Membrane Proteins for Drug Discovery, Detection, and Diagnostics
Yeast expressing GFP-tagged human adenosine A2a receptor.
The structural biology of membrane proteins has become an important focus of recent biochemical research. With at least 30% of the human genome encoding for membrane proteins, they play a vital role in cell communication and most biological functions, yet their detailed structures remain poorly characterized. G-protein coupled receptors (GPCRs) are important membrane proteins that transduce signals across cell membranes via external ligand binding, representing over 50% of all drug targets, and have been directly linked to several diseases that include HIV infection, cancer, and diabetes. While initially overlooked, oligomerization of GPCRs is now recognized to drastically impact cellular signaling, protein trafficking, and biogenesis of these membrane proteins. Our group is developing new expression and biophysical tools to isolate and study GPCR monomers and dimers to determine the factors that drive oligomerization, the stability associated with it, and how to control it in vivo. Applications of this research range from detection of low-level environmental microbial biosensors to oligomer-specific drug design.
New Membrane Proteins for Synthetic Biology
Membrane proteins are the gatekeepers of the cell, and regulate processes as diverse as selective transport to signaling.
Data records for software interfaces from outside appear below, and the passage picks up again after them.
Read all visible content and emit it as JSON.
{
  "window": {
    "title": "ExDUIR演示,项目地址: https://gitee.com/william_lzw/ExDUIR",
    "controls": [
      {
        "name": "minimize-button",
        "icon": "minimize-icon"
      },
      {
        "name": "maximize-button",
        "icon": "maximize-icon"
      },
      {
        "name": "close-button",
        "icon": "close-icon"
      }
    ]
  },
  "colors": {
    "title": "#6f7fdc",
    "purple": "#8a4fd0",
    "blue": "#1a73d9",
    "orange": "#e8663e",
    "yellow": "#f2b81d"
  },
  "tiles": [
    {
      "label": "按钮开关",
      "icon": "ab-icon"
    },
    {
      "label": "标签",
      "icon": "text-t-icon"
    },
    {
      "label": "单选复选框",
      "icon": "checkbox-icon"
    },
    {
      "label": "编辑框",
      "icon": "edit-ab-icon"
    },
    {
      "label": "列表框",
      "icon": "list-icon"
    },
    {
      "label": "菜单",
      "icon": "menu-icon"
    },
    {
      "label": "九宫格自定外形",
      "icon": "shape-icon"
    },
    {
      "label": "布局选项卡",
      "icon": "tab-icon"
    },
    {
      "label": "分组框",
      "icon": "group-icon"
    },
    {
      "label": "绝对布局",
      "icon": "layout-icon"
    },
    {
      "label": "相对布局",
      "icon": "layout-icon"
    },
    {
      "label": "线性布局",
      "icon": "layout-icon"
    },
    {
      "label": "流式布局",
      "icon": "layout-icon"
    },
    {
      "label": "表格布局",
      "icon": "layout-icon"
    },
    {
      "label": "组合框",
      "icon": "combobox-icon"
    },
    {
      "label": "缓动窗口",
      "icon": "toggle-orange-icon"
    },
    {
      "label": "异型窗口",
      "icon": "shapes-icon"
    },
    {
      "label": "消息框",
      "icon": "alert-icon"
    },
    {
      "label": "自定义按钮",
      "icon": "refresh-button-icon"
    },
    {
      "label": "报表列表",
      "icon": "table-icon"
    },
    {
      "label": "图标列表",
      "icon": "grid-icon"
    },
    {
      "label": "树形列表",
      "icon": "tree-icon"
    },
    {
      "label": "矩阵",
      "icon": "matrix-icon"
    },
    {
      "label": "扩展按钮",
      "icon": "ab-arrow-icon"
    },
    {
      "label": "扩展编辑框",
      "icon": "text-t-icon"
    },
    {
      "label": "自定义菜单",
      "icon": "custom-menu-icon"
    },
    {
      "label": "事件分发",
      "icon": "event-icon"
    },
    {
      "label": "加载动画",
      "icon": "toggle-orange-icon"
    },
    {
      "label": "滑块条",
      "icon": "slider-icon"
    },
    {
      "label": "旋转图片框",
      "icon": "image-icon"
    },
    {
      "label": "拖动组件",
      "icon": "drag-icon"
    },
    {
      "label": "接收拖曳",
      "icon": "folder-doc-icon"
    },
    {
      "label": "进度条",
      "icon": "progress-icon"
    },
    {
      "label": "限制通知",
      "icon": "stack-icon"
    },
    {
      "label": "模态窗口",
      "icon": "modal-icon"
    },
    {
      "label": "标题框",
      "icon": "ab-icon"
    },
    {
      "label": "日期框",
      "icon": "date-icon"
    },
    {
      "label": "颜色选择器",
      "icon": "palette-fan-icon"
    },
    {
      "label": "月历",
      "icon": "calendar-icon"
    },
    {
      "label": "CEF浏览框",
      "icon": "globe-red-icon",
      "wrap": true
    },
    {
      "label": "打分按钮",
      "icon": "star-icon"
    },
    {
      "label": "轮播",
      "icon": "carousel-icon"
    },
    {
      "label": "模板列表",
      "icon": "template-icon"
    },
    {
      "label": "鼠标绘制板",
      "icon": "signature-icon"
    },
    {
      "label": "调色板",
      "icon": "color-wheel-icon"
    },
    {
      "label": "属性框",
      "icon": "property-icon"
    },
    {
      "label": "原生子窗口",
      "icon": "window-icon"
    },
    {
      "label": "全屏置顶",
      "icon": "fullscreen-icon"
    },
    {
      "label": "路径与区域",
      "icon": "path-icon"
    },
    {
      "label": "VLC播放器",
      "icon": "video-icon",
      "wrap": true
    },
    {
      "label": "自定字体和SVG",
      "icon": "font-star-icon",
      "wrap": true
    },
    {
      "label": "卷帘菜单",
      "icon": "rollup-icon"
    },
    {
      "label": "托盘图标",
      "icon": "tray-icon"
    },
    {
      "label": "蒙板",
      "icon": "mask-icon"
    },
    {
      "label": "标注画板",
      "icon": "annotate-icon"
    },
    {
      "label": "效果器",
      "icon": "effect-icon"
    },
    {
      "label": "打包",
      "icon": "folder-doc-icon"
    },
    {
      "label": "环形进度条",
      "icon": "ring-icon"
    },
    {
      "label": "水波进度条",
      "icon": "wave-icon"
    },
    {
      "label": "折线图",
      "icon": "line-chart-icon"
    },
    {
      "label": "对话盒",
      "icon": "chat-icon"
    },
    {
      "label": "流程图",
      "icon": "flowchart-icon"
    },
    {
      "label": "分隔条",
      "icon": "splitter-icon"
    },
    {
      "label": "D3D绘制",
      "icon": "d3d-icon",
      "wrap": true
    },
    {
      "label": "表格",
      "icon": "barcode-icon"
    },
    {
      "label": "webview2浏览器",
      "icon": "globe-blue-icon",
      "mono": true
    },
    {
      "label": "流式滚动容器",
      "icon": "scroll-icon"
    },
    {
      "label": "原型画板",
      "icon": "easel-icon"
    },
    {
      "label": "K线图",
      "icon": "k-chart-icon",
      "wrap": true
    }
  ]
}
Our group is specifically focused on studying the structure-function relationship of G-protein coupled receptors (GPCRs) in eukaryotes. Though mammalian GPCRs have garnered much attention as drug targets, we have identified GPCR analogs in anaerobic fungi for the first time; these receptors play a role in sugar sensing and the reprogramming of metabolism. Our group is combining bioinformatic approaches with biochemical screening to decipher the function of these unusual gut fungal membrane proteins. By transferring this machinery to model microbes, we aim to endow them with the ability to utilize an expanded set of compounds for bioproduction and remediation.